*EXERCISE*
What lines in the records below hold the string "label"? Please show them.

*DATA SHOWN*
= Beginning of Section =

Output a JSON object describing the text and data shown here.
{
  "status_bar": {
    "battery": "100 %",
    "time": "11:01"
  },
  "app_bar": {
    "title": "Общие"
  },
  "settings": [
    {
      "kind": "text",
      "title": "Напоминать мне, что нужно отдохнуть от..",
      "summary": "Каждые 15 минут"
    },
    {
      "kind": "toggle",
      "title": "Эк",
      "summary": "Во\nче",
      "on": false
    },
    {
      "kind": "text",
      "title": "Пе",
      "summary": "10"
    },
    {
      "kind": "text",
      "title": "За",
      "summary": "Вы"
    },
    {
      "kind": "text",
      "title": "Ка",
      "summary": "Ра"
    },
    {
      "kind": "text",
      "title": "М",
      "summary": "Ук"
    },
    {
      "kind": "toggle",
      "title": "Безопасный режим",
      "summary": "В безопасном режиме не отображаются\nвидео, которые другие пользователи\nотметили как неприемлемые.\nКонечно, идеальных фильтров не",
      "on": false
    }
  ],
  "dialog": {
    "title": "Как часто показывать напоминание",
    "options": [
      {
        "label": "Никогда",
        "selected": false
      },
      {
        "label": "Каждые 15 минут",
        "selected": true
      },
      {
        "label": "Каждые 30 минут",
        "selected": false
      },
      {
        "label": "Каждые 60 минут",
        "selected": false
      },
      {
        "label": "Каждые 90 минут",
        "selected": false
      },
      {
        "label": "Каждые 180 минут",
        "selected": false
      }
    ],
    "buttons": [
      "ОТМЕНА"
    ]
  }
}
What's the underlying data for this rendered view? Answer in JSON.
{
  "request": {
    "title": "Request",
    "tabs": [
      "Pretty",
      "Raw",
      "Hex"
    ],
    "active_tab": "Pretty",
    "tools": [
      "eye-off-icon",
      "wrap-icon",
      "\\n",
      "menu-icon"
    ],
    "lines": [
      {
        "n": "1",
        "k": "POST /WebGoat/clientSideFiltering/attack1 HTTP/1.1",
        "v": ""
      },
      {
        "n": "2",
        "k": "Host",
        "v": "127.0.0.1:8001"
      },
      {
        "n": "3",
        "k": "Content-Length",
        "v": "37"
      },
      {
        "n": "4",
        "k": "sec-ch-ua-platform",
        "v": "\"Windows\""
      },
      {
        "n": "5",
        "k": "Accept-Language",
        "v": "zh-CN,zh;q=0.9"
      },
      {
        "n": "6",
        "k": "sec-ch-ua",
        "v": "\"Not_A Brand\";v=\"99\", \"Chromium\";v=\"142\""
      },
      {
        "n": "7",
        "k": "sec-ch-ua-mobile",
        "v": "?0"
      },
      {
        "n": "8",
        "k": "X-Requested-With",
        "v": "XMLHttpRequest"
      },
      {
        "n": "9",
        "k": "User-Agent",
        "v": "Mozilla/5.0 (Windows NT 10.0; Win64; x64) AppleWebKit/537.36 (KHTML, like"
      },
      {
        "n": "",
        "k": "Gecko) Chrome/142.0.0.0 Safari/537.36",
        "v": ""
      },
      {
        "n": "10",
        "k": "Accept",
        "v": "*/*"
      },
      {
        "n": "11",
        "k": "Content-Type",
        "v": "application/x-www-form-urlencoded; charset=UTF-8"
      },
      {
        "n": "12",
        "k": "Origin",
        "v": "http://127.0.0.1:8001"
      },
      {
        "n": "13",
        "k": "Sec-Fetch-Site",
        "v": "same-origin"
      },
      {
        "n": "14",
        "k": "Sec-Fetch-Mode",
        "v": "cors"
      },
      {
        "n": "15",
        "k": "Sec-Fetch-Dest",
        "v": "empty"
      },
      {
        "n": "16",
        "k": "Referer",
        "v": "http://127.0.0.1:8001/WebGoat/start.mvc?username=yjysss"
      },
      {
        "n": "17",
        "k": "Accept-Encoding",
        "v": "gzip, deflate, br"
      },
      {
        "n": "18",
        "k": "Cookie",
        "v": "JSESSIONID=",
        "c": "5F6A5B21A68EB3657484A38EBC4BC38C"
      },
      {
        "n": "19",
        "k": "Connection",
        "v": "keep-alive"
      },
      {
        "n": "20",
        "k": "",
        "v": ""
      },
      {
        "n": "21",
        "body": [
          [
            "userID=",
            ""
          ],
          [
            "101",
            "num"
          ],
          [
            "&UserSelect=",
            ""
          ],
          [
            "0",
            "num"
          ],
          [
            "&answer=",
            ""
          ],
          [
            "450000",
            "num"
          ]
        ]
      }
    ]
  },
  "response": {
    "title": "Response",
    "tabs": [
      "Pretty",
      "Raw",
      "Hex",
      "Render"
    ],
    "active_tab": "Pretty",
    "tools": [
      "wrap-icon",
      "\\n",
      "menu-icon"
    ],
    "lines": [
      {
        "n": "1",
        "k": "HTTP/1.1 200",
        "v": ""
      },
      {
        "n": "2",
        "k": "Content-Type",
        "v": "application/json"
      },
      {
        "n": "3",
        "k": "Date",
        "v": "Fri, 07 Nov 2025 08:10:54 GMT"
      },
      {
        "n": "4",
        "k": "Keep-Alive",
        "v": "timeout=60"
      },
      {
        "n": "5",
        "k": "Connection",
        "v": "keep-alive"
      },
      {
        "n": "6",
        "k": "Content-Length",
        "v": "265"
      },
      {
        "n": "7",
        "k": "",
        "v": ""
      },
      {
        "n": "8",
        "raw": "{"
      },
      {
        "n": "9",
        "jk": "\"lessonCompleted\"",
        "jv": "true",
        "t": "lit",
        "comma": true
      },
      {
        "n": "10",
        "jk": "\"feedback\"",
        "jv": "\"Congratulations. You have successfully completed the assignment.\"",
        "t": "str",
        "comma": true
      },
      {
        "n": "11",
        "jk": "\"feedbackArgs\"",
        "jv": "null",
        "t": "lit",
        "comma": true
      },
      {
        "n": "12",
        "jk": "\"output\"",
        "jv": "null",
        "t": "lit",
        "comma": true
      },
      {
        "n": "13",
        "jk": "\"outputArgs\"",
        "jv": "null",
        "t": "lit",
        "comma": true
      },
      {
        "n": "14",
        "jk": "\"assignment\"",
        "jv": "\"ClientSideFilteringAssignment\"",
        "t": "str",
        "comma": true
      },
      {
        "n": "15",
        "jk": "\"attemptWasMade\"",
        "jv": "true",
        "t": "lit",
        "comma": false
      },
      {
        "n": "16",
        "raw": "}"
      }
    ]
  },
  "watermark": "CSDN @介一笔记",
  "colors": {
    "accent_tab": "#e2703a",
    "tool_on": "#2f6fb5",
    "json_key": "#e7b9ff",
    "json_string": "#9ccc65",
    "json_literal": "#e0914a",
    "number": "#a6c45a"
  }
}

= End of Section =

*COMPLETED TASK*
        "label": "Никогда",
        "label": "Каждые 15 минут",
        "label": "Каждые 30 минут",
        "label": "Каждые 60 минут",
        "label": "Каждые 90 минут",
        "label": "Каждые 180 минут",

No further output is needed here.